Young men take first in anti-drug contest
Created PSA for law enforcement
HOWLAND — Two Howland High School students won first place in the Trumbull Ashtabula Group Law Enforcement Task Force’s Anti-Drug Public Service Announcement contest.
The team of Zach Perez, 16, and Bobby Webber, 18, won $1,000 for the school’s multimedia program.
“I’m a little bit relieved in one sense, but then I’m also really excited because, through Mr. O’Dell’s help and through me and Bobby’s collaboration, I feel like this project really has awesome potential and that it could go places,” Perez said.
The deadline for students to submit was April 24. Entries where reviewed by the TAG team with Howland High School winning first place; Hubbard High School winning $250 for second second place and Chalker High School in Southington winning a pizza party for third place. To enter the contest, students needed to create an approximately 90-second public service announcement focused on the health and safety risks of illicit drug use.
“When I heard Howland was the number one, I wasn’t surprised. They have a really good program in their high school. And Mr. O’Dell does a great job with his students and makes this a project for them every year,” said TAG Capt. Tony Villanueva.
This is the third year Howland students have entered the TAG Anti-Drug PSA contest. In years past, students have won first and second place. Their winning PSA also has the chance of being used in TAG presentations and in school curriculums.

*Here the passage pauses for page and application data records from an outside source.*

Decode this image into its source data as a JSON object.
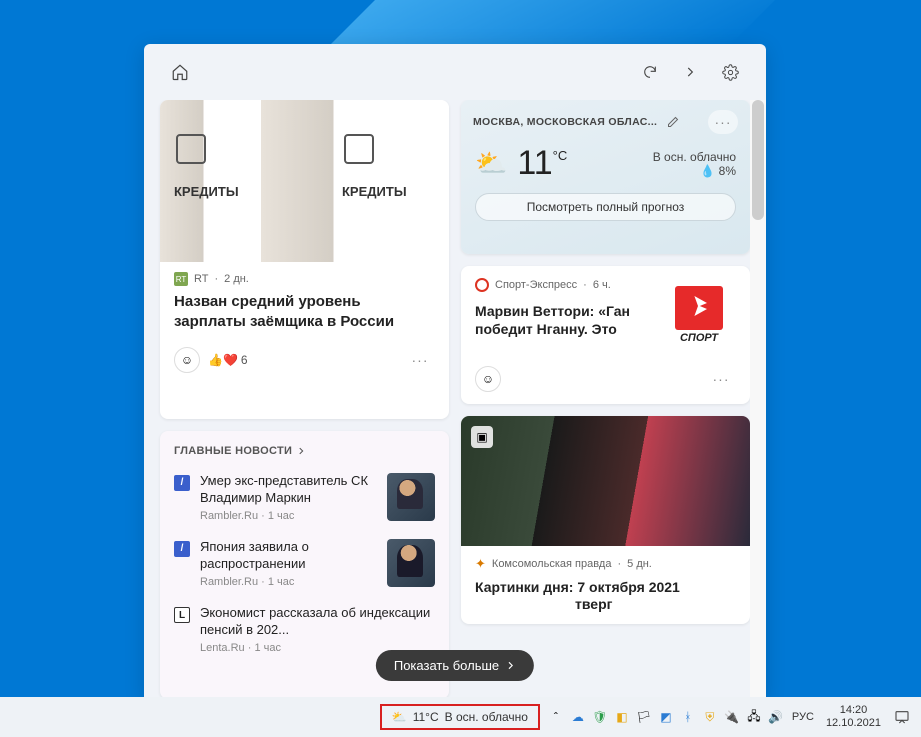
{
  "header": {
    "home": "home-icon",
    "refresh": "refresh-icon",
    "forward": "forward-icon",
    "settings": "gear-icon"
  },
  "news1": {
    "kredit_label": "КРЕДИТЫ",
    "source": "RT",
    "time": "2 дн.",
    "title": "Назван средний уровень зарплаты заёмщика в России",
    "reactions": "6"
  },
  "weather": {
    "location": "МОСКВА, МОСКОВСКАЯ ОБЛАС...",
    "temp": "11",
    "unit": "°C",
    "condition": "В осн. облачно",
    "precip": "8%",
    "forecast_btn": "Посмотреть полный прогноз"
  },
  "sport": {
    "source": "Спорт-Экспресс",
    "time": "6 ч.",
    "title": "Марвин Веттори: «Ган победит Нганну. Это",
    "logo_text": "СПОРТ"
  },
  "headlines": {
    "header": "ГЛАВНЫЕ НОВОСТИ",
    "items": [
      {
        "title": "Умер экс-представитель СК Владимир Маркин",
        "source": "Rambler.Ru",
        "time": "1 час"
      },
      {
        "title": "Япония заявила о распространении",
        "source": "Rambler.Ru",
        "time": "1 час"
      },
      {
        "title": "Экономист рассказала об индексации пенсий в 202...",
        "source": "Lenta.Ru",
        "time": "1 час"
      }
    ]
  },
  "imgcard": {
    "source": "Комсомольская правда",
    "time": "5 дн.",
    "title": "Картинки дня: 7 октября 2021",
    "subtitle": "тверг"
  },
  "show_more": "Показать больше",
  "taskbar": {
    "weather_temp": "11°C",
    "weather_cond": "В осн. облачно",
    "lang": "РУС",
    "time": "14:20",
    "date": "12.10.2021"
  }
}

The project by Perez and Webber is titled “Picking up the Pieces” and it is about a father who is struggling to be there for his family because of his drug addiction. The two-minute video was inspired by a desire to tell a unique and non-statistic oriented narrative. Webber and Perez hope to reach as many people as they can with their PSA and said their message emphasizes helping people seek treatment for addictions.
“These kids really put in the time and effort to make this video what it is. They set a standard of expectation for themselves and they met it. I personally think they exceeded it. They deserve this for the hard work and dedication they put in,” said multi-media teacher Brian O’Dell. “I’m really proud of these guys.”
Perez and Webber worked on “Picking up the Pieces” in their multimedia classes. The two students had multimedia at different times of the day, but still managed to collaborate on their project.
“Our thought process was, if we can show that the addicted understand they’re doing wrong. People outside don’t realize, they understand that there’s just nothing they can do about it because every time they want to do something right they do something wrong. And I think that was the clear cut message of the script,” O’Dell said.
It took them about two months to complete between pre-production, filming, audio recording and editing. O’Dell spoke with Perez originally about entering the contest, but he wanted to work on the project as a team and asked Webber to be his teammate. Webber was responsible for shooting, with Perez focusing on editing the video.
O’Dell posts contests on the multimedia class website, letting student select any contest they want to enter, and he gives them the chance to work on them in class as assignments. In the multimedia class, O’Dell teaches students how to use multimedia equipment and programs, allowing them to pick where they want to focus.
“Picking up the Pieces” is also entered in the All American Film Festival and The Student Production Awards, which are film contests for high school students.
“I don’t know, for me at least, if it’s necessarily about the competition. It’s more of an experience. It’s more of there are other people doing PSAs,” Webber said. “I could be wrong in this, but I don’t think anybody’s done what we’ve done. So we definitely took a unique approach. I think it’s something that’s gonna get us pretty far because nobody really thinks of their (the addict’s) mindset.”
Perez is a junior and is on the track team. Webber is a senior and is a part of the Howland High School Live Production team and a member of Paws with a Cause, a volunteer group benefiting shelter animals.
After his spring graduation, Webber plans to study multimedia at Eastern Gateway Community College for two years before transferring to Youngstown State University to continue his multimedia studies. Perez is considering a media or journalism degree, but has not decided on a school or program yet.